In a column I wrote last week, I criticized the Girl Scouts of the USA for being something of a politically correct, pro-abortion, feminist training corps. Though local Girl Scout troops and councils may not necessarily reflect the moral relativism of the national organization, the fact is the Girl Scouts have ceased to be the consistently uplifting, character-focused bastion they once were.
Many parents have recognized that the Girl Scouts are not the right place for their daughters, and most recently, parents of nine Girl Scouts in Texas withdrew their daughters from their local troop upon learning that the Girl Scouts had awarded a recent Woman of the Year award to a Planned Parenthood executive. The Girl Scout ties to abortion have prompted a Girl Scout cookie boycott by Texas pro-life and Christian organizations.
Before desponding about the death of moral education for American females, consider that the Girl Scouts have a growing rival called the American Heritage Girls. I’ve known that the American Heritage Girls existed for some time, but I didn’t realize how powerful a force they’ve become until I wrote my last column and received several e-mails from parents and leaders of American Heritage Girl troops around the country.
Kathryn Kristoff, a mother from Plymouth, Mich., wrote to me recounting her experience as a Girl Scout leader who discovered that a Girl Scout leadership manual gave Brownie troops the option of visiting Planned Parenthood to learn about health issues. “Needless to say, we were stunned and realized that we could no longer participate in Girl Scouts,” writes Kristoff. A year later, Kristoff and other local mothers founded the first American Heritage Girls troop in Michigan. Kristoff likes to tell people that her troop is a “Christian version of the Girl Scouts.”
Indeed, American Heritage Girls is a Christian organization, but it is not beholden to a particular doctrinal statement. It is non-denominational, meetings open in prayer, and it looks more like the original Girl Scouts of 1912 than the Girl Scouts itself does.
The American Heritage Girl Creed says, “As an American Heritage Girl, I will be: Compassionate, Helpful, Honest, Loyal, Persevering, Pure, Resourceful, Respectful, Responsible, Reverent.” There wouldn’t be much of a difference between the American Heritage Girl Creed and the Girl Scout Law, but in 1972, the Girl Scouts removed loyalty from their Law, claiming it was outmoded and responding in large part due to the pressures of the feminist movement.

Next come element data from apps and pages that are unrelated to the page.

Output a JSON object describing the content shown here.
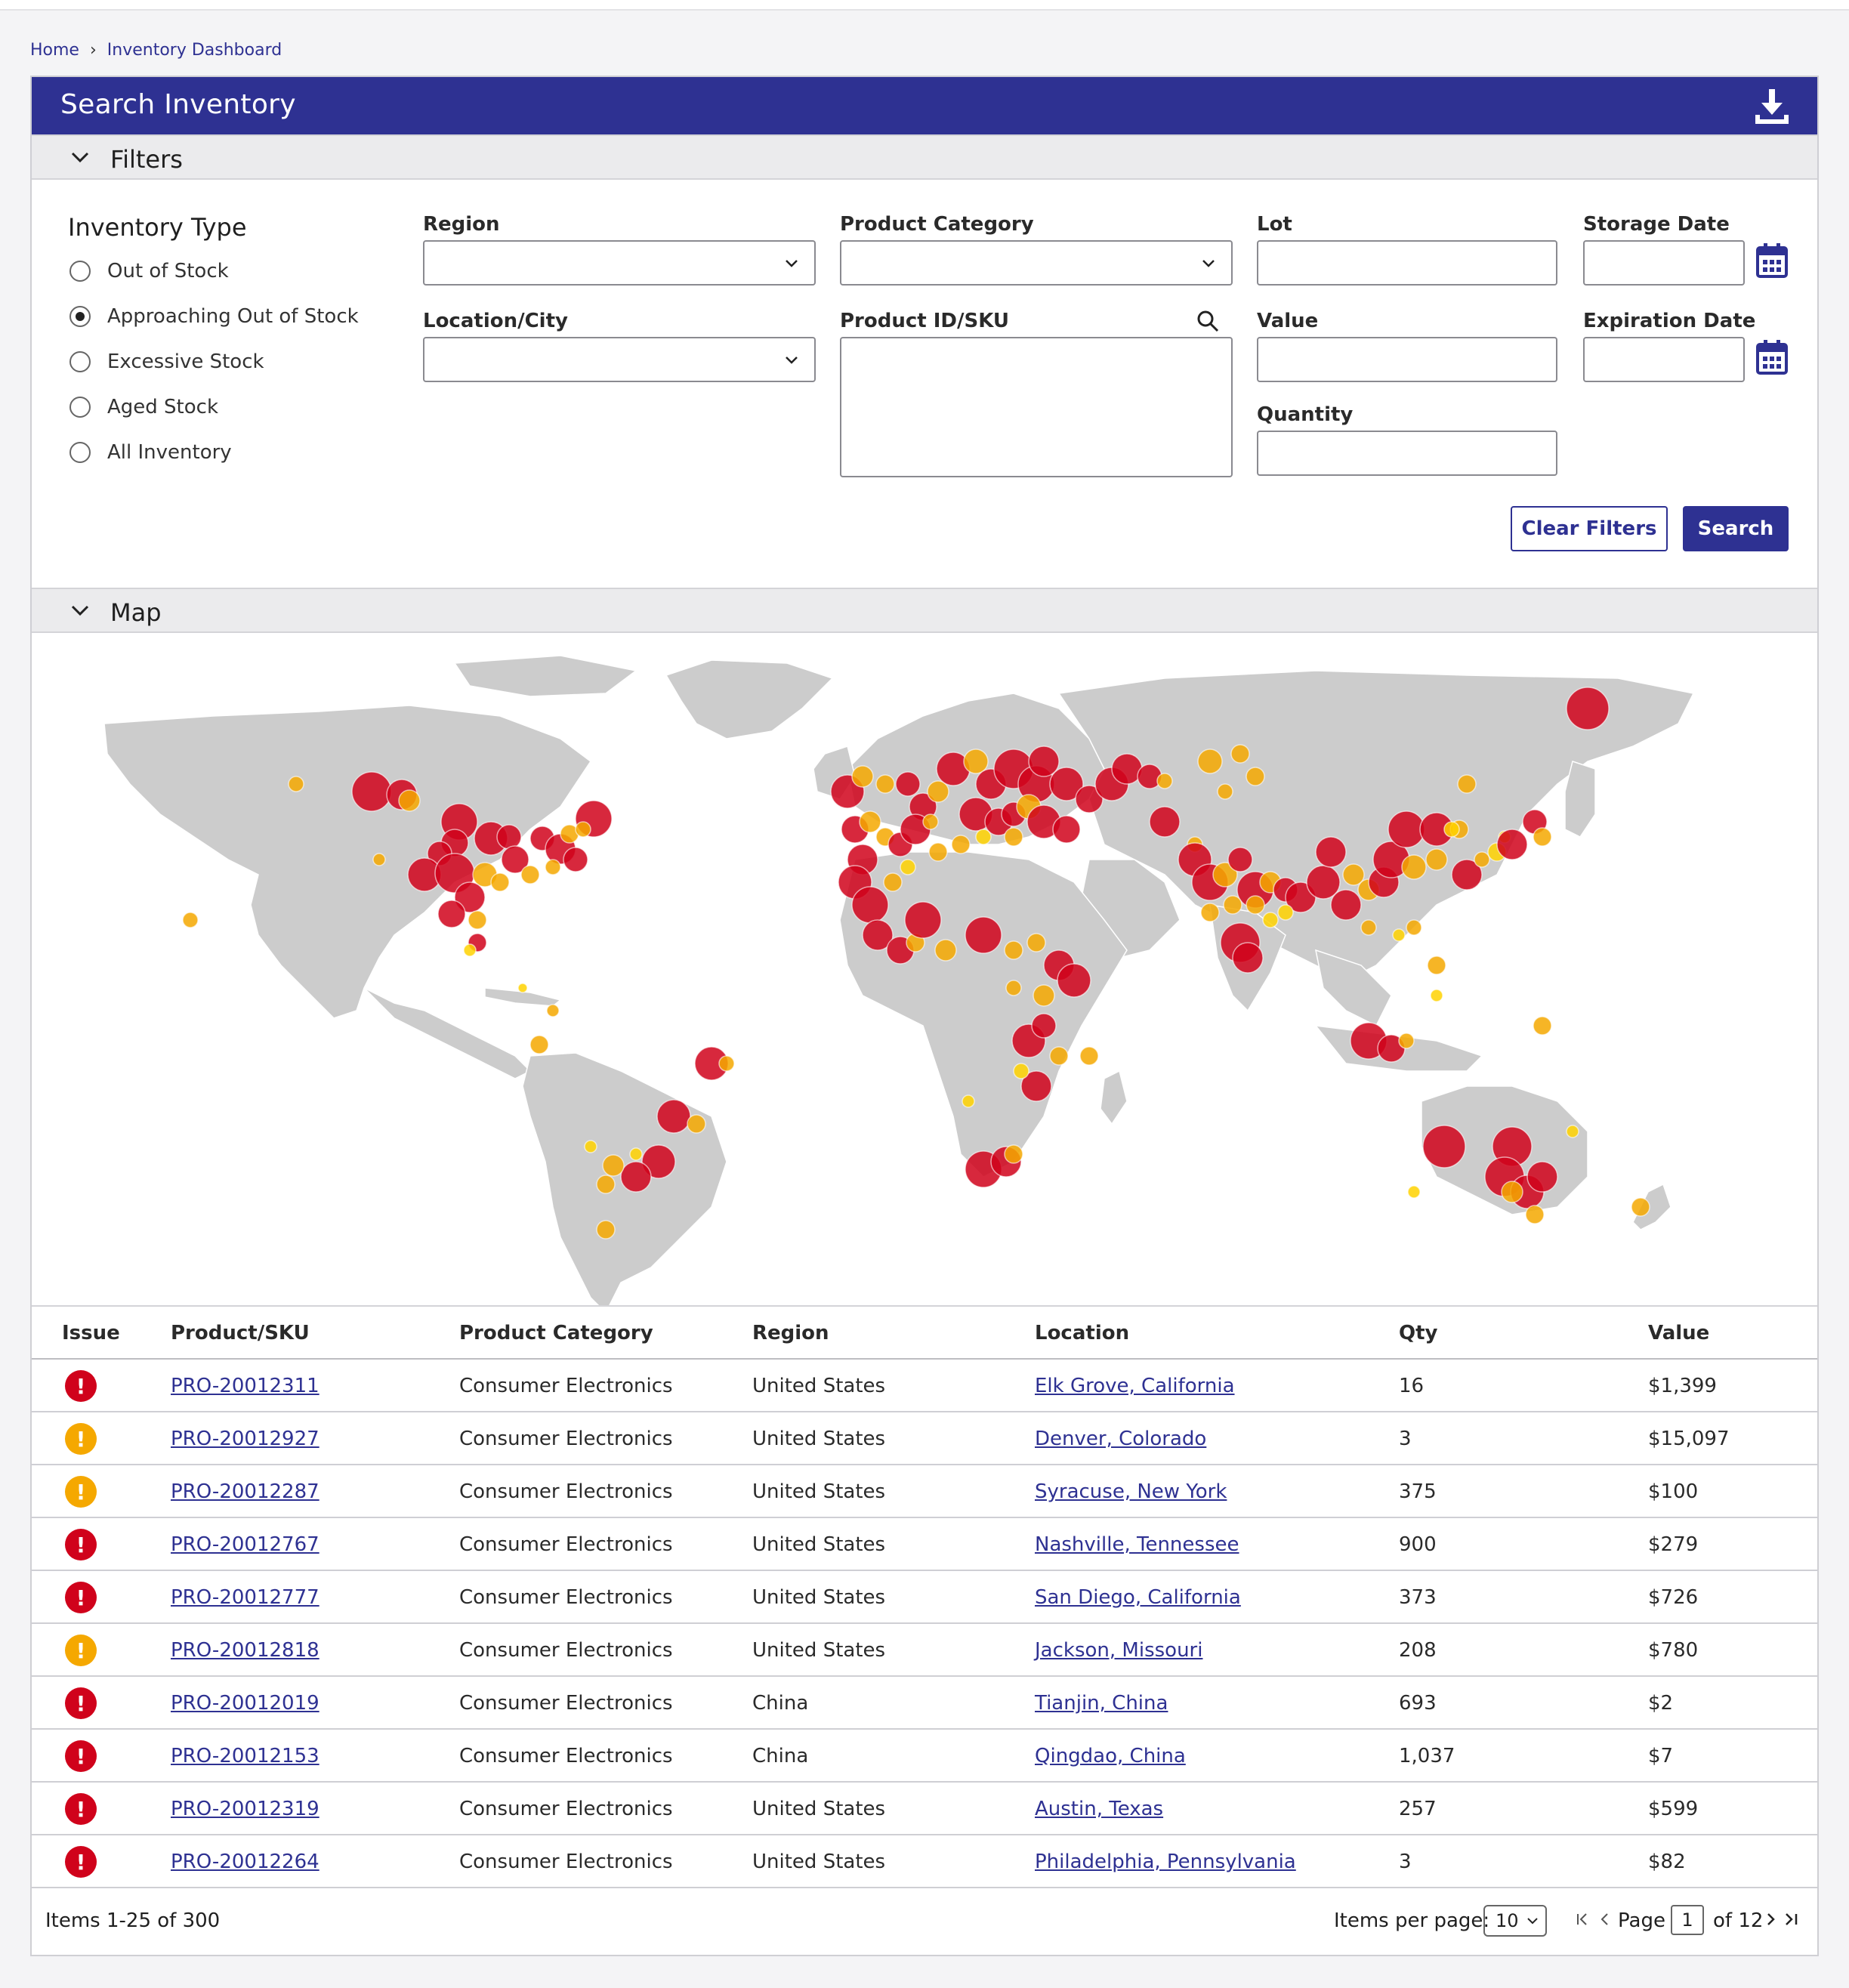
{
  "breadcrumb": {
    "home": "Home",
    "current": "Inventory Dashboard"
  },
  "header": {
    "title": "Search Inventory",
    "download_icon": "download-icon"
  },
  "filters": {
    "section_label": "Filters",
    "inventory_type": {
      "title": "Inventory Type",
      "options": [
        "Out of Stock",
        "Approaching Out of Stock",
        "Excessive Stock",
        "Aged Stock",
        "All Inventory"
      ],
      "selected": "Approaching Out of Stock"
    },
    "region": {
      "label": "Region",
      "value": ""
    },
    "location": {
      "label": "Location/City",
      "value": ""
    },
    "category": {
      "label": "Product Category",
      "value": ""
    },
    "product_id": {
      "label": "Product ID/SKU",
      "value": ""
    },
    "lot": {
      "label": "Lot",
      "value": ""
    },
    "value": {
      "label": "Value",
      "value": ""
    },
    "quantity": {
      "label": "Quantity",
      "value": ""
    },
    "storage_date": {
      "label": "Storage Date",
      "value": ""
    },
    "expiration_date": {
      "label": "Expiration Date",
      "value": ""
    },
    "clear_label": "Clear Filters",
    "search_label": "Search"
  },
  "map": {
    "section_label": "Map",
    "colors": {
      "land": "#cccccc",
      "critical": "#d0021b",
      "warning": "#f5a800",
      "minor": "#ffd200"
    }
  },
  "table": {
    "columns": [
      "Issue",
      "Product/SKU",
      "Product Category",
      "Region",
      "Location",
      "Qty",
      "Value"
    ],
    "rows": [
      {
        "issue": "critical",
        "sku": "PRO-20012311",
        "category": "Consumer Electronics",
        "region": "United States",
        "location": "Elk Grove, California",
        "qty": "16",
        "value": "$1,399"
      },
      {
        "issue": "warning",
        "sku": "PRO-20012927",
        "category": "Consumer Electronics",
        "region": "United States",
        "location": "Denver, Colorado",
        "qty": "3",
        "value": "$15,097"
      },
      {
        "issue": "warning",
        "sku": "PRO-20012287",
        "category": "Consumer Electronics",
        "region": "United States",
        "location": "Syracuse, New York",
        "qty": "375",
        "value": "$100"
      },
      {
        "issue": "critical",
        "sku": "PRO-20012767",
        "category": "Consumer Electronics",
        "region": "United States",
        "location": "Nashville, Tennessee",
        "qty": "900",
        "value": "$279"
      },
      {
        "issue": "critical",
        "sku": "PRO-20012777",
        "category": "Consumer Electronics",
        "region": "United States",
        "location": "San Diego, California",
        "qty": "373",
        "value": "$726"
      },
      {
        "issue": "warning",
        "sku": "PRO-20012818",
        "category": "Consumer Electronics",
        "region": "United States",
        "location": "Jackson, Missouri",
        "qty": "208",
        "value": "$780"
      },
      {
        "issue": "critical",
        "sku": "PRO-20012019",
        "category": "Consumer Electronics",
        "region": "China",
        "location": "Tianjin, China",
        "qty": "693",
        "value": "$2"
      },
      {
        "issue": "critical",
        "sku": "PRO-20012153",
        "category": "Consumer Electronics",
        "region": "China",
        "location": "Qingdao, China",
        "qty": "1,037",
        "value": "$7"
      },
      {
        "issue": "critical",
        "sku": "PRO-20012319",
        "category": "Consumer Electronics",
        "region": "United States",
        "location": "Austin, Texas",
        "qty": "257",
        "value": "$599"
      },
      {
        "issue": "critical",
        "sku": "PRO-20012264",
        "category": "Consumer Electronics",
        "region": "United States",
        "location": "Philadelphia, Pennsylvania",
        "qty": "3",
        "value": "$82"
      }
    ]
  },
  "pagination": {
    "items_text": "Items 1-25 of 300",
    "per_page_label": "Items per page:",
    "per_page_value": "10",
    "page_label": "Page",
    "page_value": "1",
    "of_label": "of 12"
  }
}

The American Heritage Girl Oath – “I promise to love God, cherish my family, honor my country, and serve in my community” – is quite similar to the Girl Scout Promise. But after the Girl Scouts of the USA decided in 1993 to allow atheists as members and leaders and to make “God” optional in the Girl Scout Promise, Patti Garibay, a mother and veteran Girl Scout leader from Cincinnati, tried everything she could to challenge the new policy. In 1995, Garibay realized that the Girl Scouts were not about to give up on political correctness. “The degradation was too deep,” she concludes.
Not wanting to give up on the next generation of America females, Garibay came up with the idea for American Heritage Girls. “So often it is easier to curse the darkness than to light a candle,” says Garibay. But American Heritage Girls “is a candle in our culturally depraved society.”
Today, nine years after American Heritage Girls was founded, Garibay’s greater Cincinnati area has several dozen troops and over 1,000 members. Across America, hundreds of troops have been launched and the organization is growing.
I’m convinced that the American Heritage Girls will become the Girl Scouts’ big rival within the next few years. Parents and supporters of the Girl Scouts are just now beginning to understand that political correctness has pervaded the Girl Scouts of the USA.
I spend a lot of my time encouraging people to support the Boy Scouts, particularly as they are under attack in the culture wars. But this one’s for the girls: If Americans want to combat political correctness in the moral education of young women, supporting the Girl Scouts is the wrong way to go. Instead, we should put our money and time behind American Heritage Girls.